Helble, M (2007) ‘Is God Good for Trade?’, Kyklos 60: 385-413.

 

Most read

The impact of hosting refugees on the labour market

What are the labour market effects of a massive influx of people on members of the host community? This column examines the experience of Jordan resulting from the conflict in neighbouring Syria. Evidence shows that Jordanians living in areas with high concentrations of Syrian refugees had no worse labour market outcomes than Jordanians with less exposure to the influx.

Economies of agglomeration and firm productivity in Egypt

There is a strong body of international evidence that firms are more productive when they cluster near one another geographically. This column reports new findings on the substantial productivity benefits of such agglomeration in Egypt. The results have important implications for policy, including the value of establishing specialised industrial zones for promising business clusters with high growth potential.

Unemployment in Tunisia: why it’s so high among women and youth

Why is unemployment among women, youth and educated people so high in Tunisia? Drawing on a new ERF book – The Tunisian Labor Market in an Era of Transition – this column explores three key factors - labour supply pressures; weak demand for skilled labour; and rigidities in the core institutions of the labour market – as well as potential policy responses

Lebanon’s austerity budget of 2019: a last resort to avoid crisis?

Lebanon’s high and rising public debt has become unsustainable.
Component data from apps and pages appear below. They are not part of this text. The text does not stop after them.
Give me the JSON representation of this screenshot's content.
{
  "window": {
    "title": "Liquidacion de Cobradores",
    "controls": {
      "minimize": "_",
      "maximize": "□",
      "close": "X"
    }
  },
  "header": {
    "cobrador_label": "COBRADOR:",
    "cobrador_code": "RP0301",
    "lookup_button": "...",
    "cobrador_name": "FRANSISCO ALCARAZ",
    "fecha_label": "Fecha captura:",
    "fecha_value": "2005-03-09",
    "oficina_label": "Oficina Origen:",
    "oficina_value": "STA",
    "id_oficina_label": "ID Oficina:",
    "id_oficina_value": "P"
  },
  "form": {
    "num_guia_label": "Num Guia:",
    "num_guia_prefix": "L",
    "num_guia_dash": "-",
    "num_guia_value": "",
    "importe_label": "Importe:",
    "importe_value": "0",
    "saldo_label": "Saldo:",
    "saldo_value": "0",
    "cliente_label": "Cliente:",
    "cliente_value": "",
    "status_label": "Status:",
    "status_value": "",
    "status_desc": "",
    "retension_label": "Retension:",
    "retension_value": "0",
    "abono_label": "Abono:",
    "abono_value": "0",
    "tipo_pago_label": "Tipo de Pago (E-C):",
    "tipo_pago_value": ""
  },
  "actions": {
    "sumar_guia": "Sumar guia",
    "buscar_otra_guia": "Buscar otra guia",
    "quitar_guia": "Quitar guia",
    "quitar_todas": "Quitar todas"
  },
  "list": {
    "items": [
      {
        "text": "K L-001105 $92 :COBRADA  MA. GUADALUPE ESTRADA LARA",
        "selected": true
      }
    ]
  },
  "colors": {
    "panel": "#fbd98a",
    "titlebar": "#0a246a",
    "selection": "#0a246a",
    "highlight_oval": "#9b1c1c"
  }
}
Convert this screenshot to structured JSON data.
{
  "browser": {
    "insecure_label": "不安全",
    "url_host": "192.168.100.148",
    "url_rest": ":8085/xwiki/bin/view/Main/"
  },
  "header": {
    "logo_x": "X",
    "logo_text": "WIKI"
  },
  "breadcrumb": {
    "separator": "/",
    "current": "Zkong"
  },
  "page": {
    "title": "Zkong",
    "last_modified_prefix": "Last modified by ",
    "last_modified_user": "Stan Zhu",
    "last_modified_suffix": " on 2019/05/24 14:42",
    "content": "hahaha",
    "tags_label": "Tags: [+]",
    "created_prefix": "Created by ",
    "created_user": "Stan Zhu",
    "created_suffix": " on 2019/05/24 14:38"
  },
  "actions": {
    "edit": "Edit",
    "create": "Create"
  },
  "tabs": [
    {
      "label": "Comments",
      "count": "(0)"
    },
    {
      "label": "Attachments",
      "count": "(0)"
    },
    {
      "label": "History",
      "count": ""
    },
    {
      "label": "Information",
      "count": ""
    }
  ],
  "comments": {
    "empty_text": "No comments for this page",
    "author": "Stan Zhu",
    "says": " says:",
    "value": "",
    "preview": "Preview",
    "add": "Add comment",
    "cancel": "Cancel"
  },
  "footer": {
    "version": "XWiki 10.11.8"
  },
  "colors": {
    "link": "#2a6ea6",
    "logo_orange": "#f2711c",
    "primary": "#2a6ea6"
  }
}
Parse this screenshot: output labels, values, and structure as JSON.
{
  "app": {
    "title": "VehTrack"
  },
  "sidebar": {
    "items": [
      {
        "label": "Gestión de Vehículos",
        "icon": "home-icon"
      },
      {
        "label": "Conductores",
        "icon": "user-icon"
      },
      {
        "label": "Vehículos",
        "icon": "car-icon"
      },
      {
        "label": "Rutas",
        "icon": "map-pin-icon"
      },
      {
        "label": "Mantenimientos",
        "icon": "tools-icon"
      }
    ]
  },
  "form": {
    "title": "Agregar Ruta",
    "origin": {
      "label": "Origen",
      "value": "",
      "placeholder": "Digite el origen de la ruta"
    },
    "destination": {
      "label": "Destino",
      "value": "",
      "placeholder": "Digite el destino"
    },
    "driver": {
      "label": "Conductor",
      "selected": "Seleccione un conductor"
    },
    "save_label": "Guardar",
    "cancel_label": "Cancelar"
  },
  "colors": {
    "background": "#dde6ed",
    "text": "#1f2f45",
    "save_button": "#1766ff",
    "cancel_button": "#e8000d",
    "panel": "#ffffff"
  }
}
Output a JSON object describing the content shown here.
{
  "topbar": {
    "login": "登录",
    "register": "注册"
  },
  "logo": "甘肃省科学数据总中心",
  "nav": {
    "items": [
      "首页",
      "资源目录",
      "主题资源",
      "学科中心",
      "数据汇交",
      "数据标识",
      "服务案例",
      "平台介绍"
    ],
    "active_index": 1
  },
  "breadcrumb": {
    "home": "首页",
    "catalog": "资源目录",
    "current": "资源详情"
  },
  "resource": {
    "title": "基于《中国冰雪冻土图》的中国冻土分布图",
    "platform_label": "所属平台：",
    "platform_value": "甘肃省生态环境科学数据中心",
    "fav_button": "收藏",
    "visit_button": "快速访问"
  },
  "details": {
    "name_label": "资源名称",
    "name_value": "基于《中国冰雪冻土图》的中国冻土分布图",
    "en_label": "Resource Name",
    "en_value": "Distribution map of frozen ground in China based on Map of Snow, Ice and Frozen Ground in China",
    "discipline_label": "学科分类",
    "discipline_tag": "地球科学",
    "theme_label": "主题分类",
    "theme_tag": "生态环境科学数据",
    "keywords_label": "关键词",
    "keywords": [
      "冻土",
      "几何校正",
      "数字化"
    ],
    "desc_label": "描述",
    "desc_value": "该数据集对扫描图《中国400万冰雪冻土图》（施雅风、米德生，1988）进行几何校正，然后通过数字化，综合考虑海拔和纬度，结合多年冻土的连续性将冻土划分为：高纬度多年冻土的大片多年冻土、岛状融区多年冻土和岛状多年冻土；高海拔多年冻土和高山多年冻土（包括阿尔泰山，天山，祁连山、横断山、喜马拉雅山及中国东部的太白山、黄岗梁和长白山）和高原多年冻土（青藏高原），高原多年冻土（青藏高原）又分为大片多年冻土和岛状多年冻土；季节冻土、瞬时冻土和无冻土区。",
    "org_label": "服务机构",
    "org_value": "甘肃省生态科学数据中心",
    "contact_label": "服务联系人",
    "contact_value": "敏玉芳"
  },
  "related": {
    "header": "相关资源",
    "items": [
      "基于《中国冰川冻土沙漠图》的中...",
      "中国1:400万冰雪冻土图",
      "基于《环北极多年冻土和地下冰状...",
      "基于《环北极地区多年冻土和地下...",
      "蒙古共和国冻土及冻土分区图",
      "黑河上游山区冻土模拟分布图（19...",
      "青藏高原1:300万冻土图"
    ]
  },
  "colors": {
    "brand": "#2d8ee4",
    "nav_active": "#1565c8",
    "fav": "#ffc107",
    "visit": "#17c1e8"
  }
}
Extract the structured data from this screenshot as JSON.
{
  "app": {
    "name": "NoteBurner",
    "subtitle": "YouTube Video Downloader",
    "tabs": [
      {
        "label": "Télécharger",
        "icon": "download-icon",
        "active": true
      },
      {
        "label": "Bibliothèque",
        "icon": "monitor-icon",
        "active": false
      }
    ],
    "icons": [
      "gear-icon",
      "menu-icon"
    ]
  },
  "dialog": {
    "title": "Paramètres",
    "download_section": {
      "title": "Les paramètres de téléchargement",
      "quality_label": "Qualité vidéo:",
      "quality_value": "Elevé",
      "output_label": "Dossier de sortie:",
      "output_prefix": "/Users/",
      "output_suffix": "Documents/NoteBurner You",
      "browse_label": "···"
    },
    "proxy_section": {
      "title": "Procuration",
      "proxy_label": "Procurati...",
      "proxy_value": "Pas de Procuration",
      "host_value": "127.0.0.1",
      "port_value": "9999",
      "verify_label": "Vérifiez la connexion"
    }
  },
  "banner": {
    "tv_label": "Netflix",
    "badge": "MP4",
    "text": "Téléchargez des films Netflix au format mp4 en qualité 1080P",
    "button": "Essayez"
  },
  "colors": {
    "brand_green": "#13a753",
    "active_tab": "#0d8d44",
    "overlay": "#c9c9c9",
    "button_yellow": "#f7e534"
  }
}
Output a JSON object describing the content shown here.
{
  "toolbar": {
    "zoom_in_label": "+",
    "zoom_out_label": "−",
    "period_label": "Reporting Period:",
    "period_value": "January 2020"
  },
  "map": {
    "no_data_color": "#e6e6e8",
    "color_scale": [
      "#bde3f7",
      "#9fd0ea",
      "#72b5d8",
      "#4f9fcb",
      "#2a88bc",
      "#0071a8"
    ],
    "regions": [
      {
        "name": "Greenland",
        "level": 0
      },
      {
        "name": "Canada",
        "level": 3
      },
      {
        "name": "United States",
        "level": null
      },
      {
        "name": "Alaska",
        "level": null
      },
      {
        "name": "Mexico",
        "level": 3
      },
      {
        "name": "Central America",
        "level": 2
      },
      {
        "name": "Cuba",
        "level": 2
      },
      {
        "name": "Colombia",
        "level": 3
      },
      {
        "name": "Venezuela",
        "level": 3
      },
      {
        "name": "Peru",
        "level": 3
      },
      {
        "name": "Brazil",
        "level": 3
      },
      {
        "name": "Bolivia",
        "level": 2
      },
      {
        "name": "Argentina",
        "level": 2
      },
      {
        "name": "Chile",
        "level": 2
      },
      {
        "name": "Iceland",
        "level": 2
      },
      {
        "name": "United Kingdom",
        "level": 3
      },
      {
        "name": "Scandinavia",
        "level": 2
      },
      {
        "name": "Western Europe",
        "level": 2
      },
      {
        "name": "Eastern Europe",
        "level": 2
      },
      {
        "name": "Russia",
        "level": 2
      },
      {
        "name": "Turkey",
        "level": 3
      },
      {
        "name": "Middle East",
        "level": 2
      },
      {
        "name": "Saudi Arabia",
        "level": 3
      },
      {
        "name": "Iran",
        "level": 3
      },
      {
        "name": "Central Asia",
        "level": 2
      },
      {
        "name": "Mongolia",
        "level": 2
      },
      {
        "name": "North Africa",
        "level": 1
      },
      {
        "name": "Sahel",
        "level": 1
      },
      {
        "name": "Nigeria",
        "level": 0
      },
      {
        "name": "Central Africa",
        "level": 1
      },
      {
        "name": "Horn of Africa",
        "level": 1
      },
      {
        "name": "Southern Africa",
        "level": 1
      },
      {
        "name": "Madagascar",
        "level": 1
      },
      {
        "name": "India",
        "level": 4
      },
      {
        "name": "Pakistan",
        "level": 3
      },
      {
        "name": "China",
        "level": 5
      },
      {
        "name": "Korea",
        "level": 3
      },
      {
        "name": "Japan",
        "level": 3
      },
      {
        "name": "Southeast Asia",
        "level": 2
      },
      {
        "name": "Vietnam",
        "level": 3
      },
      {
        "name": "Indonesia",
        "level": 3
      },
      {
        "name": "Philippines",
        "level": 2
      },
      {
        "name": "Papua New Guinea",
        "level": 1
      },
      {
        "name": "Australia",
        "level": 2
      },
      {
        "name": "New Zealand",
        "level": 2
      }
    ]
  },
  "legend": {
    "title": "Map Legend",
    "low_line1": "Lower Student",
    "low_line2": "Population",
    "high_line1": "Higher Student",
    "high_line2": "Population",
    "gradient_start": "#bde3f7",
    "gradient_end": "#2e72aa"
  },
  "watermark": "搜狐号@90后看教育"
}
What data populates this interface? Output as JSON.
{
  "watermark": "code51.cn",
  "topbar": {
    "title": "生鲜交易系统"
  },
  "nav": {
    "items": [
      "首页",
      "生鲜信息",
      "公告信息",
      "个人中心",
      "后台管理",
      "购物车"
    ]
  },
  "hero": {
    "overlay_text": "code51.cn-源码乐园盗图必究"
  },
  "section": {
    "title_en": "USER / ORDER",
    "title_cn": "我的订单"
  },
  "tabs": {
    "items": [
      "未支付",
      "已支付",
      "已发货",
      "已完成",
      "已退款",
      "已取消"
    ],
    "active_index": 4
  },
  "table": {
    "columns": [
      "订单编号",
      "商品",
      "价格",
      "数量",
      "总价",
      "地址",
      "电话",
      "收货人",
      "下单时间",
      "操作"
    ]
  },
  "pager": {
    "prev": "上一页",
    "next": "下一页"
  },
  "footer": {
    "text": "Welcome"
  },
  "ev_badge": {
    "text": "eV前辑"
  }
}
This column explains why it is essential that the austerity measures in the draft budget of 2019 are approved in order to avert imminent debt and exchange rate crises.

Return migration and income mobility in MENA

The emigration and return migration of working-age men in the Middle East and North Africa have significant effects on national economies. This column summarises new evidence on the contribution of moving to another country for work and later returning home to the lifetime earnings and intergenerational socio-economic mobility of workers in Egypt, Jordan and Tunisia.

Falling rents should make way for institutional reforms in Arab states

Can the development prospects of the Arab countries be separated from the natural resource endowments that have been shaping their economies for so long? This column outlines the likely downward trajectories of per capita natural resource rents to 2030 – and the sense of urgency that those numbers should bring to discussions of the need for institutional reform.

Why reforms in the Middle East are unavoidable

One striking feature of the recent economic history of the Middle East is high-income Gulf economies financing the persistent external imbalances of its geo-strategically important neighbours. This column asks what happens when, as a consequence of the technological disruptions of the global fossil fuel market, the current account deficits of key countries in the region are no longer sustainable.

Unemployment in Tunisia: why it’s so high among women and youth

Why is unemployment among women, youth and educated people so high in Tunisia? Drawing on a new ERF book – The Tunisian Labor Market in an Era of Transition – this column explores three key factors - labour supply pressures; weak demand for skilled labour; and rigidities in the core institutions of the labour market – as well as potential policy responses.

France’s headscarf ban: the effects on Muslim integration in the West

What is the effect of religious bans on the economic and social integration of Muslim minorities in Western countries? This column reports evidence on the effects of France’s 2004 legislation banning conspicuous religious symbols in schools, which particularly affected the headscarves worn by Muslim women. There has been a damaging impact on the educational attainment and later life outcomes of young Muslim women affected by the ban.

Women, work and social norms in Saudi Arabia

Employment rates for women in Saudi Arabia are very low. By custom, they cannot decide for themselves whether to work or not – they need the consent of their male guardian (either their husband or father). Whether men permit their wives or daughters to work depends crucially on social norms. This UBS Center column reports evidence that most Saudi men privately believe that women should be allowed to work, but that they underestimate the extent to which other men share their views.